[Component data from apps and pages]
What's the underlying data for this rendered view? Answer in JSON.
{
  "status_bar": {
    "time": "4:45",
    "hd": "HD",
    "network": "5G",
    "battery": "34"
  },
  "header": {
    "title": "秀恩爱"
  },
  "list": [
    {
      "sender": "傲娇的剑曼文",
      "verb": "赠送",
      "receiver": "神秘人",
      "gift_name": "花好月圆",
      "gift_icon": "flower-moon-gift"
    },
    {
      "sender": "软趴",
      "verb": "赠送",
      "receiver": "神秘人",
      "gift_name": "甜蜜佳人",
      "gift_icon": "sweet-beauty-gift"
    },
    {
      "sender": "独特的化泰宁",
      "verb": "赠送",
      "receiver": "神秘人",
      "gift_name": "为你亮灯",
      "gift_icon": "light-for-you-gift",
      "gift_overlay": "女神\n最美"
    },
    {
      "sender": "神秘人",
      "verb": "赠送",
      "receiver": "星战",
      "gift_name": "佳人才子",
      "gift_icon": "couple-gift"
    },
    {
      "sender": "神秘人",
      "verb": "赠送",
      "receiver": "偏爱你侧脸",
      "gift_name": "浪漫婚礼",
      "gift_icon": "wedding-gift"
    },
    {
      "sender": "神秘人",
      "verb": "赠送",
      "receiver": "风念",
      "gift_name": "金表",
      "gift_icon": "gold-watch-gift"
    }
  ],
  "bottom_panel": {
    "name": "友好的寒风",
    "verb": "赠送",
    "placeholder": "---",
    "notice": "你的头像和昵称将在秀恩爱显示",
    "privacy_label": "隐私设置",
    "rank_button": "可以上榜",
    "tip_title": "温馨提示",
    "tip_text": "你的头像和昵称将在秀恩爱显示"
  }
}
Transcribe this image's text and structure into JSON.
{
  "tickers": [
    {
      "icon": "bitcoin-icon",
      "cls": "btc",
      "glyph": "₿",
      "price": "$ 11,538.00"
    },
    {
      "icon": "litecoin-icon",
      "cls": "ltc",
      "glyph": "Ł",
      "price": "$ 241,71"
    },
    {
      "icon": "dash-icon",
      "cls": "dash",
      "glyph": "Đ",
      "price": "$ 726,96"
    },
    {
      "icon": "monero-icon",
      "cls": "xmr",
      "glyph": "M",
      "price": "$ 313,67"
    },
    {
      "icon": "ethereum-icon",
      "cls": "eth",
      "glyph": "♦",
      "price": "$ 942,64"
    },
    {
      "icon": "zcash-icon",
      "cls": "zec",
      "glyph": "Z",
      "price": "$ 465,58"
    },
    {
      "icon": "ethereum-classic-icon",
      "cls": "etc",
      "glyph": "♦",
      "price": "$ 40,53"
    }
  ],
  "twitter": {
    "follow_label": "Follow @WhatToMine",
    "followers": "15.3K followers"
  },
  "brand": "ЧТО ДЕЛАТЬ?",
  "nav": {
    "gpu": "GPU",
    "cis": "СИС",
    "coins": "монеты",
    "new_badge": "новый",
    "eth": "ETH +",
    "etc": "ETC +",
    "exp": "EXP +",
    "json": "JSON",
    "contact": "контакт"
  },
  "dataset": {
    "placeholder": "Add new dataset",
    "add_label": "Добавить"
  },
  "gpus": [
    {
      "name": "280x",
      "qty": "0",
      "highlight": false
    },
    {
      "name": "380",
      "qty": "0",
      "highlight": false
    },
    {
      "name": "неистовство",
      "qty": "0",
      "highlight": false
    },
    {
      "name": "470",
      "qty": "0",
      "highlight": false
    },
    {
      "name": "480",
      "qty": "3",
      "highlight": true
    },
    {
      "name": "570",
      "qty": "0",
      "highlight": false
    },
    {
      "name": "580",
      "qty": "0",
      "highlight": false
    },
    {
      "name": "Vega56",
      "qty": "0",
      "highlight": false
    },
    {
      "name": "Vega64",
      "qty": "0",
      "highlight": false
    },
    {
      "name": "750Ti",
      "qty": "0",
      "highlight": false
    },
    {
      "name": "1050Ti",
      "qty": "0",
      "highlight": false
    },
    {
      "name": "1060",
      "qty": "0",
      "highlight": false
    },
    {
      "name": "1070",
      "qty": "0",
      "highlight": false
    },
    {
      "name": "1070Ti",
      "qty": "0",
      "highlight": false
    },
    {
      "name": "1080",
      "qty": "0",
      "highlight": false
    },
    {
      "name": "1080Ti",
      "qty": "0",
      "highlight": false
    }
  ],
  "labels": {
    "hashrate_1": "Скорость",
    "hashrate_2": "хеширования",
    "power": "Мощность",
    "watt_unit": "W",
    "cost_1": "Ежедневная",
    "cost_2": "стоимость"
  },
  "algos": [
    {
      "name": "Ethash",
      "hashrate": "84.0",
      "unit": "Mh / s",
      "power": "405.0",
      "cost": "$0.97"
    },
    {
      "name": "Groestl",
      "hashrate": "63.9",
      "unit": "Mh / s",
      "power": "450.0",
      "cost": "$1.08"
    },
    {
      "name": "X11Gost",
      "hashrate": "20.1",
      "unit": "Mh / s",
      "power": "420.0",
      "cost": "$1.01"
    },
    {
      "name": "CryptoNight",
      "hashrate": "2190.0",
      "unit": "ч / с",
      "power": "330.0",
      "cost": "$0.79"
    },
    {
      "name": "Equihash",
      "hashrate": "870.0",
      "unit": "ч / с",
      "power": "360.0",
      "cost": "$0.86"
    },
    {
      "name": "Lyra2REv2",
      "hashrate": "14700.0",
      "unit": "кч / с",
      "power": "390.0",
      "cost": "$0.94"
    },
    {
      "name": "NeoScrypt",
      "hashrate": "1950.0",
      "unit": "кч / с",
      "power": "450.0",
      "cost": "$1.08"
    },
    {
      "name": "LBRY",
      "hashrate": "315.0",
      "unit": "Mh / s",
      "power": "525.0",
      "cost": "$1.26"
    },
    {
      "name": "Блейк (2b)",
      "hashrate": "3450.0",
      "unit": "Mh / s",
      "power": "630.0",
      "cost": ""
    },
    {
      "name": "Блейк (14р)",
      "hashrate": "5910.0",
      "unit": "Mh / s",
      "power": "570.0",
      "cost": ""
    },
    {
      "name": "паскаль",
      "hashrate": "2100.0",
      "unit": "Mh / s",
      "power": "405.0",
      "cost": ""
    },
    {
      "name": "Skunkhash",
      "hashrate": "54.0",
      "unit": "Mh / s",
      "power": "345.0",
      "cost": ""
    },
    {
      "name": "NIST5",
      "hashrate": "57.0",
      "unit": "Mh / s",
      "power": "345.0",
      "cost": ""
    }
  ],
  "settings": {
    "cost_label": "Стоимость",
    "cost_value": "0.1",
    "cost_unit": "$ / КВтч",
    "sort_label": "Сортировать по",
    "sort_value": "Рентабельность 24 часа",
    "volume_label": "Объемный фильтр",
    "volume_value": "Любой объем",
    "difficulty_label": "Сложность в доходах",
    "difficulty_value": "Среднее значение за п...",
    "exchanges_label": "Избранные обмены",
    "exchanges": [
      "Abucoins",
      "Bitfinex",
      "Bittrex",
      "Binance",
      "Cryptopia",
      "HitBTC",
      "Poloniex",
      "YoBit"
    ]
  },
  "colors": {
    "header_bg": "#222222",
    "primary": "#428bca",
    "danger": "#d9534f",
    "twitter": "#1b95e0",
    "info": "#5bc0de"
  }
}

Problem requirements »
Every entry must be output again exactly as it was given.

Worked solution »
What's the underlying data for this rendered view? Answer in JSON.
{
  "status_bar": {
    "time": "4:45",
    "hd": "HD",
    "network": "5G",
    "battery": "34"
  },
  "header": {
    "title": "秀恩爱"
  },
  "list": [
    {
      "sender": "傲娇的剑曼文",
      "verb": "赠送",
      "receiver": "神秘人",
      "gift_name": "花好月圆",
      "gift_icon": "flower-moon-gift"
    },
    {
      "sender": "软趴",
      "verb": "赠送",
      "receiver": "神秘人",
      "gift_name": "甜蜜佳人",
      "gift_icon": "sweet-beauty-gift"
    },
    {
      "sender": "独特的化泰宁",
      "verb": "赠送",
      "receiver": "神秘人",
      "gift_name": "为你亮灯",
      "gift_icon": "light-for-you-gift",
      "gift_overlay": "女神\n最美"
    },
    {
      "sender": "神秘人",
      "verb": "赠送",
      "receiver": "星战",
      "gift_name": "佳人才子",
      "gift_icon": "couple-gift"
    },
    {
      "sender": "神秘人",
      "verb": "赠送",
      "receiver": "偏爱你侧脸",
      "gift_name": "浪漫婚礼",
      "gift_icon": "wedding-gift"
    },
    {
      "sender": "神秘人",
      "verb": "赠送",
      "receiver": "风念",
      "gift_name": "金表",
      "gift_icon": "gold-watch-gift"
    }
  ],
  "bottom_panel": {
    "name": "友好的寒风",
    "verb": "赠送",
    "placeholder": "---",
    "notice": "你的头像和昵称将在秀恩爱显示",
    "privacy_label": "隐私设置",
    "rank_button": "可以上榜",
    "tip_title": "温馨提示",
    "tip_text": "你的头像和昵称将在秀恩爱显示"
  }
}
Transcribe this image's text and structure into JSON.
{
  "tickers": [
    {
      "icon": "bitcoin-icon",
      "cls": "btc",
      "glyph": "₿",
      "price": "$ 11,538.00"
    },
    {
      "icon": "litecoin-icon",
      "cls": "ltc",
      "glyph": "Ł",
      "price": "$ 241,71"
    },
    {
      "icon": "dash-icon",
      "cls": "dash",
      "glyph": "Đ",
      "price": "$ 726,96"
    },
    {
      "icon": "monero-icon",
      "cls": "xmr",
      "glyph": "M",
      "price": "$ 313,67"
    },
    {
      "icon": "ethereum-icon",
      "cls": "eth",
      "glyph": "♦",
      "price": "$ 942,64"
    },
    {
      "icon": "zcash-icon",
      "cls": "zec",
      "glyph": "Z",
      "price": "$ 465,58"
    },
    {
      "icon": "ethereum-classic-icon",
      "cls": "etc",
      "glyph": "♦",
      "price": "$ 40,53"
    }
  ],
  "twitter": {
    "follow_label": "Follow @WhatToMine",
    "followers": "15.3K followers"
  },
  "brand": "ЧТО ДЕЛАТЬ?",
  "nav": {
    "gpu": "GPU",
    "cis": "СИС",
    "coins": "монеты",
    "new_badge": "новый",
    "eth": "ETH +",
    "etc": "ETC +",
    "exp": "EXP +",
    "json": "JSON",
    "contact": "контакт"
  },
  "dataset": {
    "placeholder": "Add new dataset",
    "add_label": "Добавить"
  },
  "gpus": [
    {
      "name": "280x",
      "qty": "0",
      "highlight": false
    },
    {
      "name": "380",
      "qty": "0",
      "highlight": false
    },
    {
      "name": "неистовство",
      "qty": "0",
      "highlight": false
    },
    {
      "name": "470",
      "qty": "0",
      "highlight": false
    },
    {
      "name": "480",
      "qty": "3",
      "highlight": true
    },
    {
      "name": "570",
      "qty": "0",
      "highlight": false
    },
    {
      "name": "580",
      "qty": "0",
      "highlight": false
    },
    {
      "name": "Vega56",
      "qty": "0",
      "highlight": false
    },
    {
      "name": "Vega64",
      "qty": "0",
      "highlight": false
    },
    {
      "name": "750Ti",
      "qty": "0",
      "highlight": false
    },
    {
      "name": "1050Ti",
      "qty": "0",
      "highlight": false
    },
    {
      "name": "1060",
      "qty": "0",
      "highlight": false
    },
    {
      "name": "1070",
      "qty": "0",
      "highlight": false
    },
    {
      "name": "1070Ti",
      "qty": "0",
      "highlight": false
    },
    {
      "name": "1080",
      "qty": "0",
      "highlight": false
    },
    {
      "name": "1080Ti",
      "qty": "0",
      "highlight": false
    }
  ],
  "labels": {
    "hashrate_1": "Скорость",
    "hashrate_2": "хеширования",
    "power": "Мощность",
    "watt_unit": "W",
    "cost_1": "Ежедневная",
    "cost_2": "стоимость"
  },
  "algos": [
    {
      "name": "Ethash",
      "hashrate": "84.0",
      "unit": "Mh / s",
      "power": "405.0",
      "cost": "$0.97"
    },
    {
      "name": "Groestl",
      "hashrate": "63.9",
      "unit": "Mh / s",
      "power": "450.0",
      "cost": "$1.08"
    },
    {
      "name": "X11Gost",
      "hashrate": "20.1",
      "unit": "Mh / s",
      "power": "420.0",
      "cost": "$1.01"
    },
    {
      "name": "CryptoNight",
      "hashrate": "2190.0",
      "unit": "ч / с",
      "power": "330.0",
      "cost": "$0.79"
    },
    {
      "name": "Equihash",
      "hashrate": "870.0",
      "unit": "ч / с",
      "power": "360.0",
      "cost": "$0.86"
    },
    {
      "name": "Lyra2REv2",
      "hashrate": "14700.0",
      "unit": "кч / с",
      "power": "390.0",
      "cost": "$0.94"
    },
    {
      "name": "NeoScrypt",
      "hashrate": "1950.0",
      "unit": "кч / с",
      "power": "450.0",
      "cost": "$1.08"
    },
    {
      "name": "LBRY",
      "hashrate": "315.0",
      "unit": "Mh / s",
      "power": "525.0",
      "cost": "$1.26"
    },
    {
      "name": "Блейк (2b)",
      "hashrate": "3450.0",
      "unit": "Mh / s",
      "power": "630.0",
      "cost": ""
    },
    {
      "name": "Блейк (14р)",
      "hashrate": "5910.0",
      "unit": "Mh / s",
      "power": "570.0",
      "cost": ""
    },
    {
      "name": "паскаль",
      "hashrate": "2100.0",
      "unit": "Mh / s",
      "power": "405.0",
      "cost": ""
    },
    {
      "name": "Skunkhash",
      "hashrate": "54.0",
      "unit": "Mh / s",
      "power": "345.0",
      "cost": ""
    },
    {
      "name": "NIST5",
      "hashrate": "57.0",
      "unit": "Mh / s",
      "power": "345.0",
      "cost": ""
    }
  ],
  "settings": {
    "cost_label": "Стоимость",
    "cost_value": "0.1",
    "cost_unit": "$ / КВтч",
    "sort_label": "Сортировать по",
    "sort_value": "Рентабельность 24 часа",
    "volume_label": "Объемный фильтр",
    "volume_value": "Любой объем",
    "difficulty_label": "Сложность в доходах",
    "difficulty_value": "Среднее значение за п...",
    "exchanges_label": "Избранные обмены",
    "exchanges": [
      "Abucoins",
      "Bitfinex",
      "Bittrex",
      "Binance",
      "Cryptopia",
      "HitBTC",
      "Poloniex",
      "YoBit"
    ]
  },
  "colors": {
    "header_bg": "#222222",
    "primary": "#428bca",
    "danger": "#d9534f",
    "twitter": "#1b95e0",
    "info": "#5bc0de"
  }
}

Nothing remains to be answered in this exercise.